When Westchester County Executive Rob Astorino says he made tough choices in his proposed budget for next year, he often cites his plan to cut $3 million in funding for the three neighborhood health centers that give medical care to uninsured county residents.
Because the three centers have $57 million in combined assets, pay their chief executives a total of $1 million and are in line for more funding under federal health care reforms, Astorino argues they could sustain less funding in a budget where plenty of groups feel pain.
In his proposed $1.7 billion budget for 2013, Astorino has called for 126 layoffs, new debt and spending cuts to bridge a projected $85 million shortfall in revenues.
"We just think the time has come that the centers are on financially firmer ground than the county," said Ned McCormack, the county executive's communications director. "There is no longer a need for a local subsidy."
But the chief executives of the centers say Astorino, a Republican, is overlooking their role in the county's health system and demonizing them because the centers don't serve his political supporters.
"The poor people, they don't vote for him and they don't give to his campaign, either," said Carole Morris, CEO of the Mount Vernon Neighborhood Health Center.
Morris said she earns a $216,000 annual salary, not including benefits, overseeing Mount Vernon's nearly $30 million annual budget and three facilities. She founded the health center 40 years ago, she said. Last year, the centers treated about 104,000 people, half without health insurance.
The health center CEOs added that their assets are usually the buildings where they operate and grant money or other funding that's dedicated to specific uses, not liquid cash they can spend in any way they like.
Their salaries, they noted, were also in line with executives who oversee multimillion-dollar budgets and operations that treat thousands of people in numerous locations throughout the Hudson Valley.
"We're talking about quite a span of geography and patient care," said Anne Nolon, CEO of Hudson River Healthcare in Peekskill. "We're the only access for comprehensive care for the underserved."
Nolon, who has worked at the center for 30 years, said she earns $329,000, not including benefits. Her center has a $65 million budget and 22 sites that provided care to almost 70,000 patients last year and an expected 90,000 this year, she said.
The health centers provide preventive and primary care, charging fees on a sliding scale depending on services rendered and clients' ability to pay.
The county budgets $3 million a year to repay the centers when they screen for tuberculosis, sexually transmitted diseases and other threats to public health. At the same time, Westchester County also conducts screenings for communicable diseases in Health Department-run clinics in White Plains and Yonkers.

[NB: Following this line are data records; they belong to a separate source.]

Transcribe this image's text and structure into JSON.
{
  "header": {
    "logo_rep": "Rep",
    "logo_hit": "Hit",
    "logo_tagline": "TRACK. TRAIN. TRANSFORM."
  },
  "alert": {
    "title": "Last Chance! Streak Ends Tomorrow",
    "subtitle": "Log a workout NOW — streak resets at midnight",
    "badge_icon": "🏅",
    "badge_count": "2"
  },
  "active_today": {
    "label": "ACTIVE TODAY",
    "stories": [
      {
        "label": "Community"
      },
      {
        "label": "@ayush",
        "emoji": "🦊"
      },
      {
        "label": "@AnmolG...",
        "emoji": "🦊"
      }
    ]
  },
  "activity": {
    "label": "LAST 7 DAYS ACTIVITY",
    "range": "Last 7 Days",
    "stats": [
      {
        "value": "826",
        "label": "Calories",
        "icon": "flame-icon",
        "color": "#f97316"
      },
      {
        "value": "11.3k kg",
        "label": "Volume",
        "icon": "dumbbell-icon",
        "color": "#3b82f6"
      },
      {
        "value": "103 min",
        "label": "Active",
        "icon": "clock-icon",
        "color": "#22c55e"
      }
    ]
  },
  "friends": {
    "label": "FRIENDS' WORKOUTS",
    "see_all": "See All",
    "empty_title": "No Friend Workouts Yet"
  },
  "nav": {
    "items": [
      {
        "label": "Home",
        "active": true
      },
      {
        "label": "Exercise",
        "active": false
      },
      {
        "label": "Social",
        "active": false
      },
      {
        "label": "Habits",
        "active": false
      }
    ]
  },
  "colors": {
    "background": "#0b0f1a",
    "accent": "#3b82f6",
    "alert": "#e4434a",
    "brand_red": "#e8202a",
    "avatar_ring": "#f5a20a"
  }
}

Under state law, the county is required to offer the screenings to residents -- a mandate fulfilled by the Health Department's two clinics. But the health center CEOs said they largely fulfill the county's state mandates because they see far more people than the clinics in the course of offering routine care to patients.
If the three centers lose county funding to screen patients, the Health Department's clinics won't be able to pick up the slack, especially since uninsured people can't necessarily travel to White Plains or Yonkers, said Lindsay Farrell, CEO of the Open Door Family Medical Center in Ossining.
"Imagine what it would be like if the county didn't fulfill its mandate," Farrell said. "We're talking about STDs. We're talking about tuberculosis. We're talking about exposing people, the whole county. Everybody is exposed if the county doesn't fulfill its responsibilities."
After 27 years at the center, Farrell earns an annual salary of $230,000, not including benefits, she said. Open Door's budget this year is $32 million. This year, about 200,000 people used the center's services, she said.
McCormack repeatedly said Astorino respected the centers' work. But he questioned whether they were vital to helping Westchester County meet its state mandates to provide screening for communicable diseases.
Last year, the clinics used only 60 percent of the $3 million allocated for state-mandated screening, McCormack said. This year, they are on track to apply for only 40 percent of the funding available to them.
The federal government provides roughly a third of the $3 million, McCormack said, so the county would save $2 million if the centers' subsidies were cut. Ultimately, McCormack said, the county executive would prefer to spend that money somewhere else.
"That $2 million basically translates into 20 jobs," he said.